THE “TXO”: The young Basque cabin-boy
Authentic. Picturesque. Charming. Happy. These four adjectives reflect the spirit of Algorta Old Port. Many agree that this pretty enclave, the true essence of the seafaring spirit, enamours any passer-by who ventures into its steep, cobbled streets. Its traditional whitewashed fishermen’s cottages, restaurants and typical bars, surrounded by the southern waters of the Cantabrian Sea invite us to imagine how its inhabitants, inshore fishermen and Algorta pilots who helped ships enter and leave Bilbao, used to live.
Who was the Txo?
Like many other fishing ports in Euskadi such as Bermeo and Lekeitio, seafarking crews from Getxo included a young apprentice or cabin-boy who was the youngest crew member. On the Basque coast, this young fishing apprentice was given the nickname of “Txo”, an affectionate diminutive of the popular expression “mutiltxo” (boy in Euskera).
What were his duties?
Over a century ago, being a Txo was a very typical job in the southern waters of the Cantabrian Sea. His tasks, before reaching the rank of fisherman or arrantzale included waking up the crews at dawn by calling from door to door, as well as ringing a bell located on the balcony of one of the humble homes in the Old Port or Portu Zaharra. It was also he who gathered volunteers and pilots from Getxo to help ships dodge the sandbanks in the Bilbao estuary mouth.
With no time for a break he had to mend sails and do what the skipper ordered, and as the Txo gradually learned what to do, getting ready to be like the rest of the crew, when the sea was calm he was allowed to take the helm of the vessel.
The grandparents or aitites fondly recall this figure, as he embodies the essence of an Algorta seaman: Plainness, versatility and responsibility. In a poem, Miren Larrea explains the hard life of a Txo in the early 20 th century:
“ Children, a child was the Txo,
at three in the morning
he had to get up
call from door to door,
to then go out to sea”
This emblematic location in the town of Getxo wanted to pay tribute to the figure of the Txo, creating today’s symbol of the district’s popular festivities - a handmade dummy. This is hence how, every summer, in the Algorta Old Port festivities (San Nicolás’ Day, 12 August), the figure of the Txo becomes the festivity icon when it reaches the port by boat. As a finishing touch, it is burnt on part of the town wall to bring the festivities to a close until the following year.
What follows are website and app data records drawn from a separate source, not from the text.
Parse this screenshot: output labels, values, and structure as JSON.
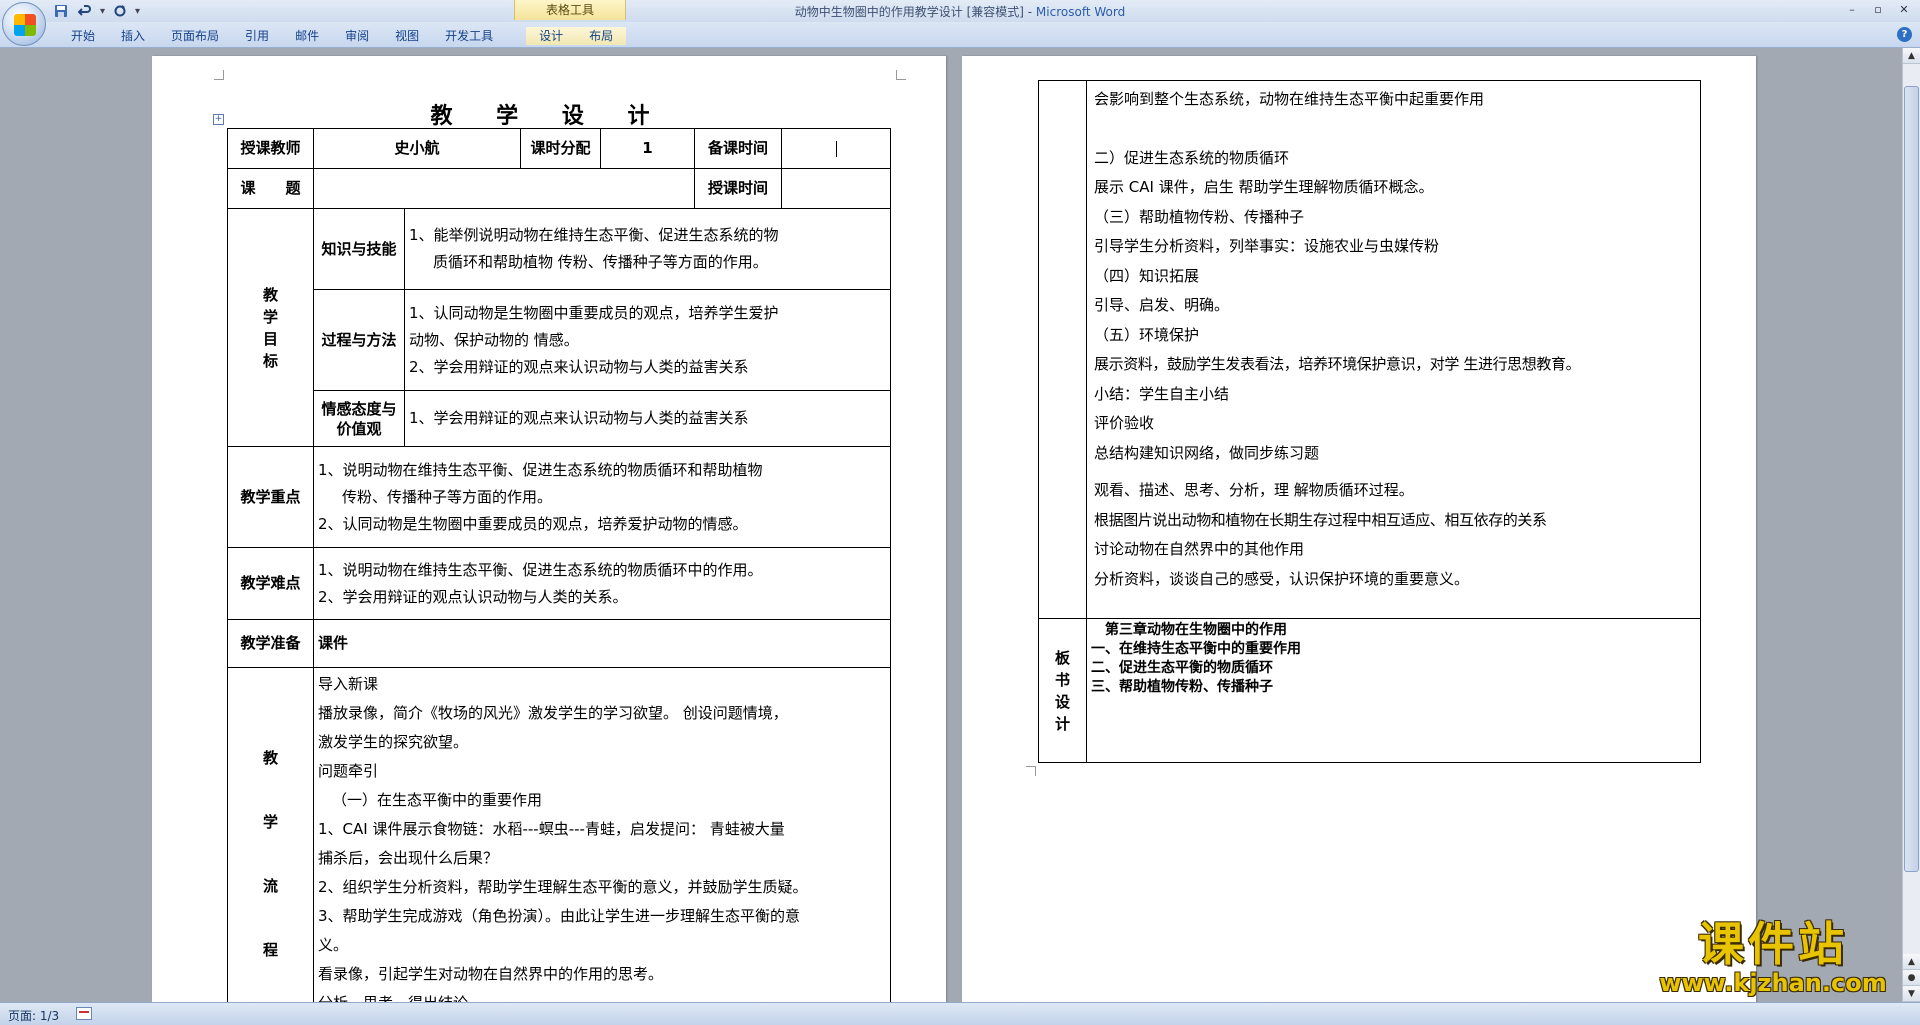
{
  "window": {
    "title": "动物中生物圈中的作用教学设计 [兼容模式] - ",
    "app_name": "Microsoft Word",
    "context_tab_group": "表格工具"
  },
  "ribbon": {
    "tabs": [
      "开始",
      "插入",
      "页面布局",
      "引用",
      "邮件",
      "审阅",
      "视图",
      "开发工具",
      "设计",
      "布局"
    ]
  },
  "icons": {
    "office_button": "office-button-icon",
    "save": "save-icon",
    "undo": "undo-icon",
    "redo": "redo-icon",
    "help": "help-icon"
  },
  "qat": {
    "undo_dropdown": "▾",
    "customize": "▾"
  },
  "help_label": "?",
  "win_controls": {
    "minimize": "–",
    "maximize": "▫",
    "close": "✕"
  },
  "page1": {
    "title": "教 学 设 计",
    "move_handle": "+",
    "row1": {
      "teacher_label": "授课教师",
      "teacher_value": "史小航",
      "hours_label": "课时分配",
      "hours_value": "1",
      "prep_time_label": "备课时间",
      "prep_time_value": ""
    },
    "row2": {
      "topic_label": "课　　题",
      "topic_value": "",
      "class_time_label": "授课时间",
      "class_time_value": ""
    },
    "goals": {
      "label_chars": [
        "教",
        "学",
        "目",
        "标"
      ],
      "knowledge_label": "知识与技能",
      "knowledge_text": [
        "1、能举例说明动物在维持生态平衡、促进生态系统的物",
        "质循环和帮助植物 传粉、传播种子等方面的作用。"
      ],
      "process_label": "过程与方法",
      "process_text": [
        "1、认同动物是生物圈中重要成员的观点，培养学生爱护",
        "动物、保护动物的 情感。",
        "2、学会用辩证的观点来认识动物与人类的益害关系"
      ],
      "emotion_label": "情感态度与价值观",
      "emotion_text": "1、学会用辩证的观点来认识动物与人类的益害关系"
    },
    "key_points": {
      "label": "教学重点",
      "lines": [
        "1、说明动物在维持生态平衡、促进生态系统的物质循环和帮助植物",
        "传粉、传播种子等方面的作用。",
        "2、认同动物是生物圈中重要成员的观点，培养爱护动物的情感。"
      ]
    },
    "difficulties": {
      "label": "教学难点",
      "lines": [
        "1、说明动物在维持生态平衡、促进生态系统的物质循环中的作用。",
        "2、学会用辩证的观点认识动物与人类的关系。"
      ]
    },
    "preparation": {
      "label": "教学准备",
      "value": "课件"
    },
    "process": {
      "label_chars": [
        "教",
        "学",
        "流",
        "程"
      ],
      "lines": [
        "导入新课",
        "播放录像，简介《牧场的风光》激发学生的学习欲望。 创设问题情境，",
        "激发学生的探究欲望。",
        "问题牵引",
        "（一）在生态平衡中的重要作用",
        "1、CAI 课件展示食物链：水稻---螟虫---青蛙，启发提问： 青蛙被大量",
        "捕杀后，会出现什么后果？",
        "2、组织学生分析资料，帮助学生理解生态平衡的意义，并鼓励学生质疑。",
        "3、帮助学生完成游戏（角色扮演）。由此让学生进一步理解生态平衡的意",
        "义。",
        "看录像，引起学生对动物在自然界中的作用的思考。",
        "分析、思考，得出结论"
      ]
    }
  },
  "page2": {
    "flow_lines": [
      "会影响到整个生态系统，动物在维持生态平衡中起重要作用",
      "",
      "二）促进生态系统的物质循环",
      "展示 CAI 课件，启生 帮助学生理解物质循环概念。",
      "（三）帮助植物传粉、传播种子",
      "引导学生分析资料，列举事实：设施农业与虫媒传粉",
      "（四）知识拓展",
      "引导、启发、明确。",
      "（五）环境保护",
      "展示资料，鼓励学生发表看法，培养环境保护意识，对学 生进行思想教育。",
      "小结：学生自主小结",
      "评价验收",
      "总结构建知识网络，做同步练习题",
      "观看、描述、思考、分析，理 解物质循环过程。",
      "根据图片说出动物和植物在长期生存过程中相互适应、相互依存的关系",
      "讨论动物在自然界中的其他作用",
      "分析资料，谈谈自己的感受，认识保护环境的重要意义。",
      ""
    ],
    "board": {
      "label_chars": [
        "板",
        "书",
        "设",
        "计"
      ],
      "lines": [
        "第三章动物在生物圈中的作用",
        "一、在维持生态平衡中的重要作用",
        "二、促进生态平衡的物质循环",
        "三、帮助植物传粉、传播种子"
      ]
    }
  },
  "status": {
    "page": "页面: 1/3"
  },
  "watermark": {
    "title": "课件站",
    "url": "www.kjzhan.com"
  }
}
*Fotografía sacada entre 1918- 1920 y cedida por Marcos Bretos, dueño del bar Txomin, al Ayuntamiento de Getxo. En ella aparece su abuelo, José Bretos Lauzirica, arrantzale y marino de profesión (a la derecha con el jersey al hombro) con sus sobrinos grumetes.